I’m alright with the apparent decision to stay with Leno, but with him heading into the final year of his contract (albeit, there were 2 void years added), and at a soon to be 30-years old, the Bears could be, and should be, angling for his replacement.

The Bears don’t really have an established swing tackle on the roster right now, unless you’re high on free agent pick up Elijah Wilkinson who signed a one-year deal for less than a million dollars. He has 26 starts the last three years with the Broncos at both guard and tackle, and I think he’s trying to take the same path that Ifedi did by proving himself for a season and earning a bigger deal in year two.

I’ll believe that when I see it too.

Our friends over at Mile High Report, the SB Nation site that covers the Denver Broncos, said that Wilkinson was a better guard than tackle, and that he’ll “always be limited by slow feet.” Those slow feet at right tackle probably contributed to the 23.5 sacks he allowed since 2019 according to Pro Football Focus.

As a reserve I do think he’ll be serviceable in a pinch, but if he’s forced into any long term action the Bears could be in trouble. Some of the anti-Leno crowd thought that Wilkinson was added to be Chicago’s new left tackle, but for a little perspective, I had Leno down for 8.5 sacks allowed the last two seasons.

Injuries riddled the Bears o-line a year ago, and right now Wilkinson seems like he’ll be the first o-lineman off the bench, which is an upgrade over what they trotted out in 2020, but honestly that’s not saying much.

Last year’s seventh-round rookie Lachavious Simmons and UDFA Badara Traore will both be in the mix to win a reserve spot at tackle this offseason, but those guys seem to project to the practice squad.

Head coach Matt Nagy mentioned that guard Alex Bars is a guy they’ll work in at right tackle this offseason, and his ability to also play center makes him a valuable reserve, but his future is most likely at guard.

So what is the Bears’ plan at offensive tackle?

It’s time the Bears invest some draft capitol in the position, because when the best tackle on your roster is average at best, and when you haven’t spent better than a day three pick on the position since 2011, it’s time to find someone you can develop.

I think drafting a tackle in the first or second round would be a smart thing to do this year and there are several that could be available. Guys like Christian Darrisaw from Virginia Tech, USC’s Alijah Vera-Tucker, Teven Jenkins from Oklahoma State, Jalen Mayfield from Michigan, Alabama’s Alex Leatherwood, Dillon Radunz from North Dakota State, and Texas’ Samuel Cosmi just to name a few. And while some of those guys could project to guard in the NFL, all have tackle experience and would be welcome additions to Chicago’s o-line room.

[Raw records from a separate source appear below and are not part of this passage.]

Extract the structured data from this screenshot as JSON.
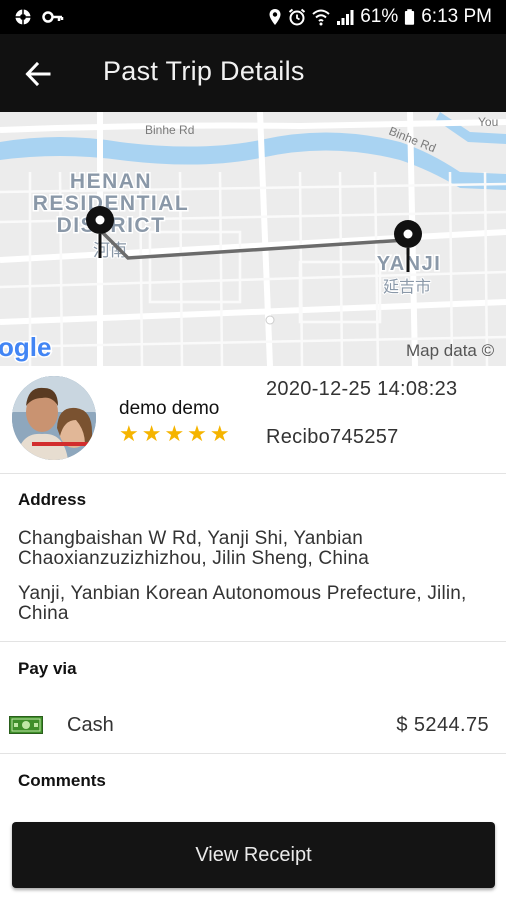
{
  "status_bar": {
    "battery": "61%",
    "time": "6:13 PM"
  },
  "header": {
    "title": "Past Trip Details"
  },
  "map": {
    "labels": {
      "road_top_left": "Binhe Rd",
      "road_top_right": "Binhe Rd",
      "road_top_far_right": "You",
      "district_line1": "HENAN",
      "district_line2": "RESIDENTIAL",
      "district_line3": "DISTRICT",
      "district_cn": "河南",
      "city": "YANJI",
      "city_cn": "延吉市",
      "google_logo": "ogle",
      "attribution": "Map data ©"
    }
  },
  "trip": {
    "driver_name": "demo demo",
    "rating": 5,
    "stars": "★★★★★",
    "datetime": "2020-12-25 14:08:23",
    "receipt_id": "Recibo745257"
  },
  "address": {
    "title": "Address",
    "pickup": "Changbaishan W Rd, Yanji Shi, Yanbian Chaoxianzuzizhizhou, Jilin Sheng, China",
    "dropoff": "Yanji, Yanbian Korean Autonomous Prefecture, Jilin, China"
  },
  "payment": {
    "title": "Pay via",
    "method": "Cash",
    "amount": "$ 5244.75"
  },
  "comments": {
    "title": "Comments"
  },
  "actions": {
    "view_receipt": "View Receipt"
  },
  "colors": {
    "app_bar": "#111111",
    "star": "#f5b400",
    "map_water": "#a9d3f2",
    "button": "#141414"
  }
}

Between Leno and Ifedi, Leno is the more established of the two, so depending on the prospect drafted, the Bears could have a rookie compete at right tackle for the 2021 season, then have him flip over to the left side in 2022 if Leno isn’t retained. I’d actually like to see the Bears add a couple tackles in this draft, because the current crop of reserves on their roster aren’t very awe inspiring.

Offensive tackle is a position you need to keep drafting, but the Bears have only drafted two in the last decade that weren’t 7th-rounders, Gabe Carimi in the first-round of the 2011 draft and Jordan Mills in the fifth-round of 2013. Until the franchise has legit bookend tackles, they need to start spending some day one or day two picks on the position.